-- Work to complete --
Make an exact copy of the records below, excluding images.

-- Entries supplied --
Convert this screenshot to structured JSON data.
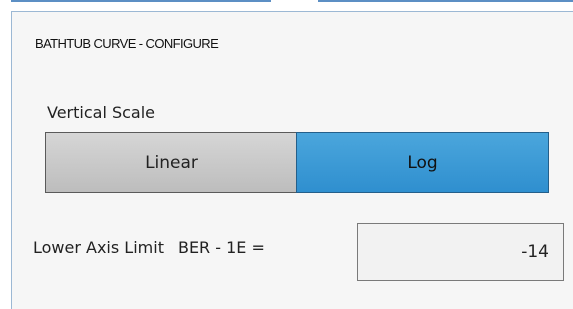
{
  "dialog": {
    "title": "BATHTUB CURVE - CONFIGURE"
  },
  "vertical_scale": {
    "label": "Vertical Scale",
    "options": [
      "Linear",
      "Log"
    ],
    "selected": "Log"
  },
  "lower_axis_limit": {
    "label": "Lower Axis Limit",
    "prefix": "BER - 1E =",
    "value": "-14"
  },
  "colors": {
    "accent": "#3a9ad6",
    "selected_segment": "#3a9ad6",
    "unselected_segment": "#c8c8c8",
    "panel_border": "#5c8fc4"
  }
}
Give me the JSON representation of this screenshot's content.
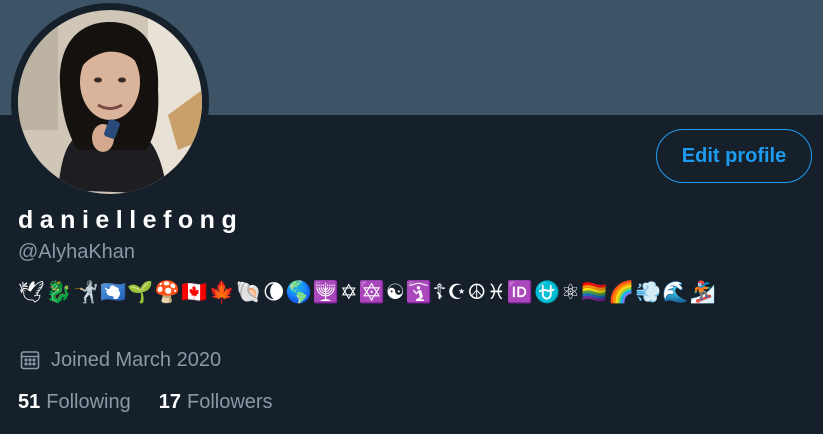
{
  "profile": {
    "display_name": "daniellefong",
    "handle": "@AlyhaKhan",
    "bio": "🕊🐉🤺🇦🇶🌱🍄🇨🇦🍁🐚🌘🌎🕎✡🔯☯🛐☦☪☮♓🆔⛎⚛🏳️‍🌈🌈💨🌊🏂",
    "joined": "Joined March 2020",
    "edit_label": "Edit profile",
    "following_count": "51",
    "following_label": "Following",
    "followers_count": "17",
    "followers_label": "Followers"
  },
  "icons": {
    "joined": "calendar-icon"
  },
  "colors": {
    "background": "#15202b",
    "banner": "#3d5366",
    "accent": "#1d9bf0",
    "secondary_text": "#8b98a5"
  }
}
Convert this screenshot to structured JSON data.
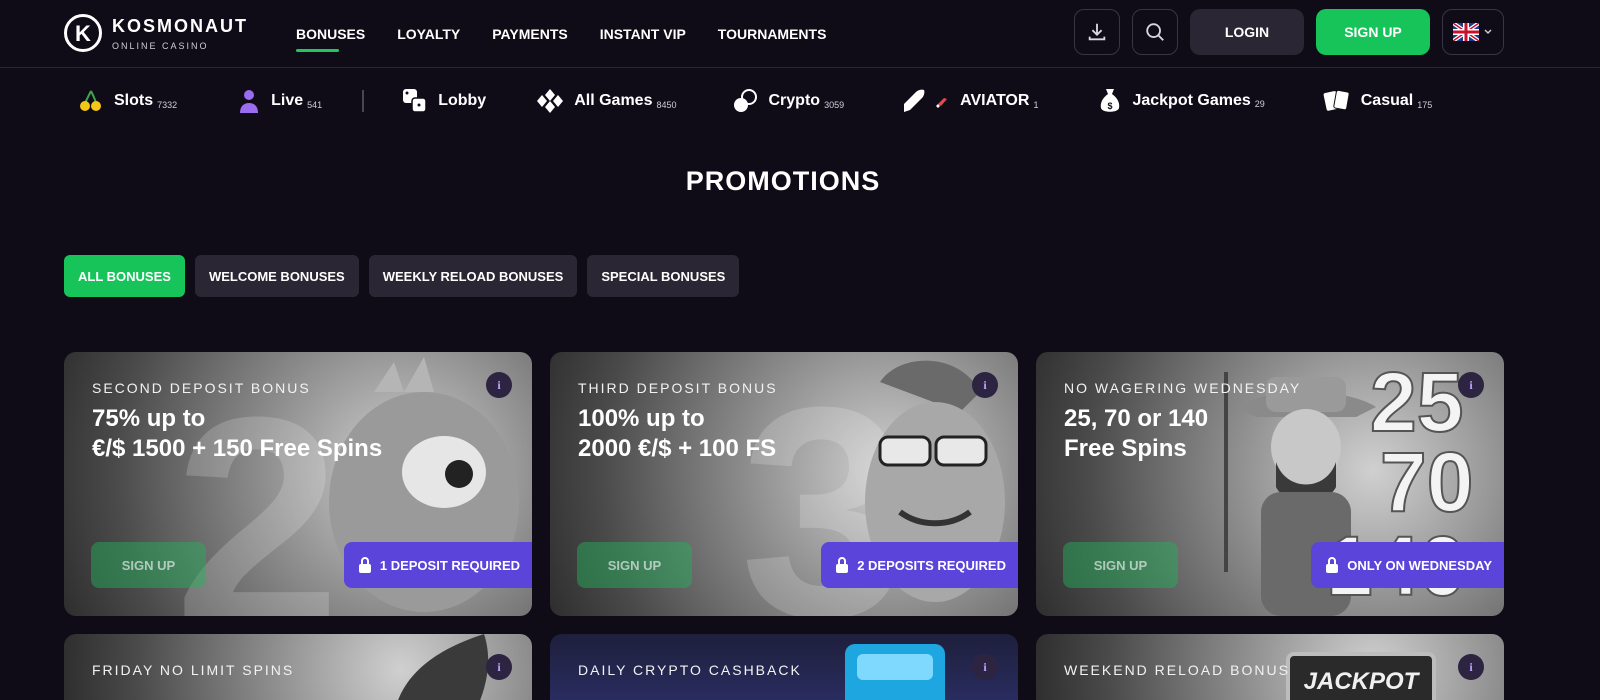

-- Expected answer --
Convert this screenshot to structured JSON data.
{
  "dialog": {
    "title": "BATHTUB CURVE - CONFIGURE"
  },
  "vertical_scale": {
    "label": "Vertical Scale",
    "options": [
      "Linear",
      "Log"
    ],
    "selected": "Log"
  },
  "lower_axis_limit": {
    "label": "Lower Axis Limit",
    "prefix": "BER - 1E =",
    "value": "-14"
  },
  "colors": {
    "accent": "#3a9ad6",
    "selected_segment": "#3a9ad6",
    "unselected_segment": "#c8c8c8",
    "panel_border": "#5c8fc4"
  }
}
Give me the JSON representation of this screenshot's content.
{
  "profile": {
    "display_name": "daniellefong",
    "handle": "@AlyhaKhan",
    "bio": "🕊🐉🤺🇦🇶🌱🍄🇨🇦🍁🐚🌘🌎🕎✡🔯☯🛐☦☪☮♓🆔⛎⚛🏳️‍🌈🌈💨🌊🏂",
    "joined": "Joined March 2020",
    "edit_label": "Edit profile",
    "following_count": "51",
    "following_label": "Following",
    "followers_count": "17",
    "followers_label": "Followers"
  },
  "icons": {
    "joined": "calendar-icon"
  },
  "colors": {
    "background": "#15202b",
    "banner": "#3d5366",
    "accent": "#1d9bf0",
    "secondary_text": "#8b98a5"
  }
}
Convert this screenshot to structured JSON data.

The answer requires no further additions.